Palestinians can do it

Loay is now working on other top-secret, breakthrough technological projects. I find Loay a success story and a role model, and many young Palestinian do as well. He finds that overwhelming, and in our Instagram chat he wished me best of luck.

Loay’s sudden fame among Palestinians started with him posting his photo with the helicopter and the team on Facebook and LinkedIn. Then his cousins spilled the beans, then his extended family, then the whole Arab World and many news agencies. He was interviewed everywhere in the Middle East, and that made him feel good about himself, his work and his homeland in Palestine and the Arab World. Back in Beit Hanoun, a banner was hung to welcome the great many visitors who came to congratulate the family. The love he’s received from the Palestinians has been a great gift, and he told me that his coworkers are jealous of the outpouring of support he’s received.

Loay believes that Palestinians can do whatever they dream of. Their circumstances are hard, he says, but their ingenuity and perseverance are harder. They can reach for the stars and catch them. The first Palestinian astronaut is on the way, and the Palestine Space Agency is not just a dream.
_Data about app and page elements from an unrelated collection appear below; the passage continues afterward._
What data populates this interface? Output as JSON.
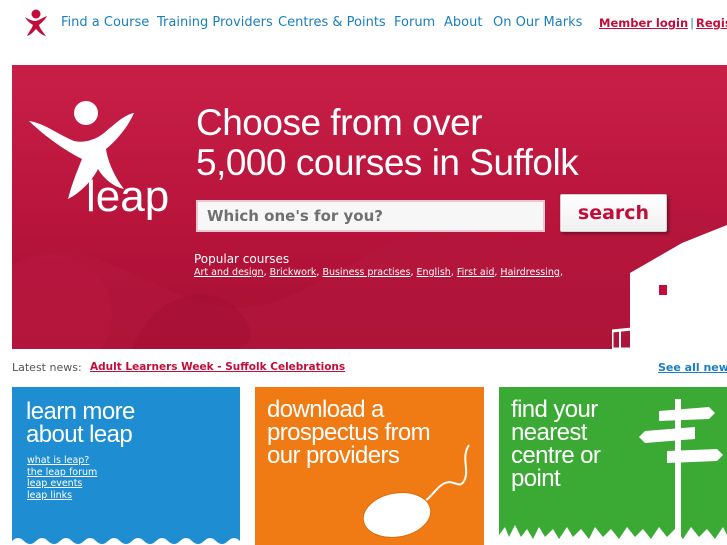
{
  "nav": {
    "items": [
      {
        "label": "Find a Course"
      },
      {
        "label": "Training Providers"
      },
      {
        "label": "Centres & Points"
      },
      {
        "label": "Forum"
      },
      {
        "label": "About"
      },
      {
        "label": "On Our Marks"
      }
    ],
    "member_login": "Member login",
    "separator": "|",
    "register": "Register"
  },
  "hero": {
    "logo_text": "leap",
    "headline_line1": "Choose from over",
    "headline_line2": "5,000 courses in Suffolk",
    "search_placeholder": "Which one's for you?",
    "search_button": "search",
    "popular_title": "Popular courses",
    "popular_links": [
      "Art and design",
      "Brickwork",
      "Business practises",
      "English",
      "First aid",
      "Hairdressing"
    ]
  },
  "news": {
    "label": "Latest news:",
    "item": "Adult Learners Week - Suffolk Celebrations",
    "see_all": "See all news"
  },
  "panels": {
    "learn": {
      "title_line1": "learn more",
      "title_line2": "about leap",
      "links": [
        "what is leap?",
        "the leap forum",
        "leap events",
        "leap links"
      ]
    },
    "download": {
      "title_line1": "download a",
      "title_line2": "prospectus from",
      "title_line3": "our providers"
    },
    "find": {
      "title_line1": "find your",
      "title_line2": "nearest",
      "title_line3": "centre or",
      "title_line4": "point"
    }
  },
  "colors": {
    "brand_red": "#c20d3a",
    "link_blue": "#1a7fbf",
    "panel_blue": "#1e8dd1",
    "panel_orange": "#f07a14",
    "panel_green": "#3aaa35"
  },
  "icons": [
    "leap-figure-icon",
    "search-icon",
    "mouse-icon",
    "signpost-icon",
    "house-icon"
  ]
}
We can and we will — nothing will ever change that.

Editor’s Note: Ingenuity “succeeded in its historic first flight” today on April 19, 2021.

You can follow Loay Elbasyouni on social media via:

A version of this story was first published by We Are Not Numbers on April 11, 2021.